Show every line below where "true" appears.

* * *

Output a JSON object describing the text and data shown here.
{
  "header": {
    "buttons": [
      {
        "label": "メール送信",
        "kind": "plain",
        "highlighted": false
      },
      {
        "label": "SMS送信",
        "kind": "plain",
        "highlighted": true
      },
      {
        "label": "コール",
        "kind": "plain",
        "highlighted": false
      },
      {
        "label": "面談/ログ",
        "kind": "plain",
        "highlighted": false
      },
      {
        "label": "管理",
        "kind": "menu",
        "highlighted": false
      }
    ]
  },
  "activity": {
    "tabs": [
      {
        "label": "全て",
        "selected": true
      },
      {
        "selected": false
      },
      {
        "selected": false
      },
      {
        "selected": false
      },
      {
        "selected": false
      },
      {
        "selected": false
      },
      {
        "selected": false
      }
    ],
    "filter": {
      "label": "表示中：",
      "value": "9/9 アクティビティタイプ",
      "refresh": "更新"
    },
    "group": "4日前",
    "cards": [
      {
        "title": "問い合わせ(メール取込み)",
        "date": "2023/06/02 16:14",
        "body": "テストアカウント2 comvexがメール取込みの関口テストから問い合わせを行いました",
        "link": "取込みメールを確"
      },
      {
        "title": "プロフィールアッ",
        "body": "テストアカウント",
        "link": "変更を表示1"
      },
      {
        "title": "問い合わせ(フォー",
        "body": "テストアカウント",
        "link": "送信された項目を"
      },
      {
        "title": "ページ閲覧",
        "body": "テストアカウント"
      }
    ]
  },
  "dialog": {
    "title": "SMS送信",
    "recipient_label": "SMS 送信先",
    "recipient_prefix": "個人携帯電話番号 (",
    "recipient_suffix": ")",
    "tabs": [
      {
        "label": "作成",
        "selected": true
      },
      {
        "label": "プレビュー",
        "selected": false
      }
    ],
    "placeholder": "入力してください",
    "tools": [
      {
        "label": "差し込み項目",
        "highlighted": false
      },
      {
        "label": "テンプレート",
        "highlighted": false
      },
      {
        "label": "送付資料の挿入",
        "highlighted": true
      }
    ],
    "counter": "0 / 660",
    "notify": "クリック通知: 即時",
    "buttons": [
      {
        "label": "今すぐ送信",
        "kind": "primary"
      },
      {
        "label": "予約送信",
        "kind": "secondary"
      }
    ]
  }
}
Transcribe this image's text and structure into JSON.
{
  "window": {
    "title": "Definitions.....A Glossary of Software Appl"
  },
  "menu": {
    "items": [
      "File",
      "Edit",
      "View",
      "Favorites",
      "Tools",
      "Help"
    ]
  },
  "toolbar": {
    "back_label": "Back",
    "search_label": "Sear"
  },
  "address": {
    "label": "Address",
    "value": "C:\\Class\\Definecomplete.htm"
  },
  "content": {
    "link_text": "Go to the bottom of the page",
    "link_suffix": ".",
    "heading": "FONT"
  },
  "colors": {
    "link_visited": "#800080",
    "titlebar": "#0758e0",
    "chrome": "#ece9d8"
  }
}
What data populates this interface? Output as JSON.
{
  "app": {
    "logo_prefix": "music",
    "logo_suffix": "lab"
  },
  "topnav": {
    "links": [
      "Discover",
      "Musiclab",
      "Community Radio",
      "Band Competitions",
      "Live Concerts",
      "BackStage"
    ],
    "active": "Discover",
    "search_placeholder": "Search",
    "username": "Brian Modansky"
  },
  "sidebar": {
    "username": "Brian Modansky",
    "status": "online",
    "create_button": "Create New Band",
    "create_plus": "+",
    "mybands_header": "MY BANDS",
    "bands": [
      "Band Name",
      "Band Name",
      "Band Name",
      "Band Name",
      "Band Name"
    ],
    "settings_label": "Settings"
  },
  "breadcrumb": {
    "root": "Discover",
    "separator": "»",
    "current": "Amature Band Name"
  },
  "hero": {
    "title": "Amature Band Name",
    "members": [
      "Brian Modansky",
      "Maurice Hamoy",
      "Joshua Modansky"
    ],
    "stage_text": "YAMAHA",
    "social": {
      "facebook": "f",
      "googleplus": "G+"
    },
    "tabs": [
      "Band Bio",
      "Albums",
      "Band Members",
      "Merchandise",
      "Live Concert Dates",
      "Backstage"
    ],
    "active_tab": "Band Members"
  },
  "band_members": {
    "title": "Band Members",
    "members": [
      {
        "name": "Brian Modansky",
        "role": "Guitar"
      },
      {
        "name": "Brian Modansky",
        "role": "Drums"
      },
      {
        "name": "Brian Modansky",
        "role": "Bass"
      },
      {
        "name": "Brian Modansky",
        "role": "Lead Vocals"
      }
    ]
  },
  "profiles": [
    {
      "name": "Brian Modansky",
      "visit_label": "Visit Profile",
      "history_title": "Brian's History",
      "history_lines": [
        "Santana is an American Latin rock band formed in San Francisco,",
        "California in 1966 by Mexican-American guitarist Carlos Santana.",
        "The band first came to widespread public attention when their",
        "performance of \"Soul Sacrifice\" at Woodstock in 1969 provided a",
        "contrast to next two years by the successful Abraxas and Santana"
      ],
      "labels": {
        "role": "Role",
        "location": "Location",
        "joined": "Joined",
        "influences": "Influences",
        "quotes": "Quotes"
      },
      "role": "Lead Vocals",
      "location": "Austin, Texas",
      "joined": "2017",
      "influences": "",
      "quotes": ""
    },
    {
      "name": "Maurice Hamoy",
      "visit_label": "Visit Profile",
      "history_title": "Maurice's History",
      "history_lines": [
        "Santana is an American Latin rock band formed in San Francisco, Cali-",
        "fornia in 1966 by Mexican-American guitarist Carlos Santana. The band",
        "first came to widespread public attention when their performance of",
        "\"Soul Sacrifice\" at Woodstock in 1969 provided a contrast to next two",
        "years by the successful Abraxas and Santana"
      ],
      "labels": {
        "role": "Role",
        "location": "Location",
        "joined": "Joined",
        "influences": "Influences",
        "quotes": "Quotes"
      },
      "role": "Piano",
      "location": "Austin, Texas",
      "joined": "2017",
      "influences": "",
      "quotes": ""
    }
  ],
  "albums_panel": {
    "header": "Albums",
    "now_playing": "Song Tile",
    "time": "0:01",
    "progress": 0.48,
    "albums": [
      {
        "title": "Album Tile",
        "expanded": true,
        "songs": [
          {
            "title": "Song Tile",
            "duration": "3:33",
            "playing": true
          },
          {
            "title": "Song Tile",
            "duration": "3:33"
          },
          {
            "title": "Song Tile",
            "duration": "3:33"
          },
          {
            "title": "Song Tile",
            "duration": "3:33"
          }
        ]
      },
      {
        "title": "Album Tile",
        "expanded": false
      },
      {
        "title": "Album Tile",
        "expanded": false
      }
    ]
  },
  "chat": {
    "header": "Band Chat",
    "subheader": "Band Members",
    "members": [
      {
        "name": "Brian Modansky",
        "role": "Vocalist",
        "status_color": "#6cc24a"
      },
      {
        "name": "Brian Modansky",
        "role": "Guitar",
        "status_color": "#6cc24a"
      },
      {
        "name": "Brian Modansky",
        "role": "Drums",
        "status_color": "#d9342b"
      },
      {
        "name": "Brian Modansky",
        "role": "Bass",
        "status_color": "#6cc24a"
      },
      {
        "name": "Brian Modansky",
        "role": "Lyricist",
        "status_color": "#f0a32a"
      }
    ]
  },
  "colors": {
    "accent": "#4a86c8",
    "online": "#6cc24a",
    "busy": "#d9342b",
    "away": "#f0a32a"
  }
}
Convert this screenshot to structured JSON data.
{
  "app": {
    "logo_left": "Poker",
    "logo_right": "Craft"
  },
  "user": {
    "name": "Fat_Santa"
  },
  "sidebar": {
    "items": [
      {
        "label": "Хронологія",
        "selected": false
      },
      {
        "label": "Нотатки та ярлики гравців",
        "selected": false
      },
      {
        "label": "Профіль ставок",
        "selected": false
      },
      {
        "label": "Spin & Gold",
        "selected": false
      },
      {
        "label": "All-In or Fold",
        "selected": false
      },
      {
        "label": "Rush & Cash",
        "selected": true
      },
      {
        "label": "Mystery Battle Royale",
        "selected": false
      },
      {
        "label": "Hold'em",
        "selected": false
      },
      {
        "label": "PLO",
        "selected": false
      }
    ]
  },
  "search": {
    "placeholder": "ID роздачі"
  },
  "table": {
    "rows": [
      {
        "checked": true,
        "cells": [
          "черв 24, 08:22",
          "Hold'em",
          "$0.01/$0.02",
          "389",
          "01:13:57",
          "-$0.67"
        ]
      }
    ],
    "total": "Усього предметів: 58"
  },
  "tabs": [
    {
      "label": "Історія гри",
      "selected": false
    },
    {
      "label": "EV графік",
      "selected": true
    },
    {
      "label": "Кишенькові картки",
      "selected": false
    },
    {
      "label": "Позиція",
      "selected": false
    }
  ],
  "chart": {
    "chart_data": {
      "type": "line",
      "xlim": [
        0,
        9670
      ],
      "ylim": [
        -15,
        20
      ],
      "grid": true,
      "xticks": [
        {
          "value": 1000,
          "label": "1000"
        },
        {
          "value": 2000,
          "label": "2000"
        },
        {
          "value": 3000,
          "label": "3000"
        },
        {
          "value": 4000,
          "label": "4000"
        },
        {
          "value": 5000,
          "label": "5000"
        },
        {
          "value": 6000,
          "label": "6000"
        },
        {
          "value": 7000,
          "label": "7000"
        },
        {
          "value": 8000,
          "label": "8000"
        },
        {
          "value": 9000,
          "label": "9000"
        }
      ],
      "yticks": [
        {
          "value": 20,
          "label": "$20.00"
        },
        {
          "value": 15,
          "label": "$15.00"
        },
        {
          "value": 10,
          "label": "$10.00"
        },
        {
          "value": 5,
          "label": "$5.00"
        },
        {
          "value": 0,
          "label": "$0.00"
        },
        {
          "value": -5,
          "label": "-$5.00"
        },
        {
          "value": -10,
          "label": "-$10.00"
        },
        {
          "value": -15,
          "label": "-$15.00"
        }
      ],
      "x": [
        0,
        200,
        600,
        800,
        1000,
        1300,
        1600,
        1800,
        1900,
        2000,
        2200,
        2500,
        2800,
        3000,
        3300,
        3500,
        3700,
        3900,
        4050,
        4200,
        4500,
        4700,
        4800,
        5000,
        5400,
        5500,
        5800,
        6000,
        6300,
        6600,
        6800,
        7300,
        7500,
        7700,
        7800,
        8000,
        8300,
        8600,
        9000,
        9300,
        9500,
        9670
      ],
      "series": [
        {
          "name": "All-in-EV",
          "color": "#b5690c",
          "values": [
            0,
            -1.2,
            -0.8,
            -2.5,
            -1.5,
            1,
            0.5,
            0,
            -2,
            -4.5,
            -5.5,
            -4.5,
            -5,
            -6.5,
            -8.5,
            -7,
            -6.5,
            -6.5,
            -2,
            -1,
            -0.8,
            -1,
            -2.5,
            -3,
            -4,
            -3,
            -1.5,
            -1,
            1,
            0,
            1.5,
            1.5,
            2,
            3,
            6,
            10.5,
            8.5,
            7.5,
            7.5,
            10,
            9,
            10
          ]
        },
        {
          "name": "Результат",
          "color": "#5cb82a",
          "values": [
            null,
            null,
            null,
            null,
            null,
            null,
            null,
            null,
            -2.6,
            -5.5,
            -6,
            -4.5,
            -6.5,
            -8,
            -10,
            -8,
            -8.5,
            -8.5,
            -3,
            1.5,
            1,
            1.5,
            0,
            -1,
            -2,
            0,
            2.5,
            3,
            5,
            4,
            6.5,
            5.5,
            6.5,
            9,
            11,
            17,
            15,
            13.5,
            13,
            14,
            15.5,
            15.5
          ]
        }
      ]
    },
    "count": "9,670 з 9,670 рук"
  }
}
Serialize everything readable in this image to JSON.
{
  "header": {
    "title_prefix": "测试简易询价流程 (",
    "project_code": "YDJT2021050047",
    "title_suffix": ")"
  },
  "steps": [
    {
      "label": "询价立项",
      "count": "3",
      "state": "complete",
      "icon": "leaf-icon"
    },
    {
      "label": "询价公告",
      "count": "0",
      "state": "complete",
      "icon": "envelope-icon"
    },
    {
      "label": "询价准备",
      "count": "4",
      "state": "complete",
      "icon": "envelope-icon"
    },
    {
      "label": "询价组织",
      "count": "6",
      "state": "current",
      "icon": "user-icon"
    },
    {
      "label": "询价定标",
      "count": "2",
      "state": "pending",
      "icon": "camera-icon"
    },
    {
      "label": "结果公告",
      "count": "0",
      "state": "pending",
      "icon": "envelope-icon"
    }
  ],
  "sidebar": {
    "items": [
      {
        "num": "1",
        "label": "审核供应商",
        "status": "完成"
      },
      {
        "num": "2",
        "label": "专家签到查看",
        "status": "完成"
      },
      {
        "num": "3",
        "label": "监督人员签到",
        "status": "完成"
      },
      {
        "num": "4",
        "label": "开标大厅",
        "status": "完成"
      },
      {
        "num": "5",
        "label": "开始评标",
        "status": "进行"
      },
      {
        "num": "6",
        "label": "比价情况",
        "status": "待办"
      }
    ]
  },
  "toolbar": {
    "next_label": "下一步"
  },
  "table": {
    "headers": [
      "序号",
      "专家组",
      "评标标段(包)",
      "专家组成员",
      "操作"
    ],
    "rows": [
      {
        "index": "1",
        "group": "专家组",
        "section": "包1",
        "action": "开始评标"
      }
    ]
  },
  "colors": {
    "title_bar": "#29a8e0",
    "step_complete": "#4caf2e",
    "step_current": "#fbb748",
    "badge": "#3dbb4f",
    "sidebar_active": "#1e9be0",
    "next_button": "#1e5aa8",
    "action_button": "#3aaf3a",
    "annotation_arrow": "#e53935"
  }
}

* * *

**Response to the task**
        "highlighted": true
        "selected": true
        "selected": true
        "highlighted": true
        "expanded": true,
            "playing": true
        "selected": true
        "checked": true,
      "selected": true
      "grid": true,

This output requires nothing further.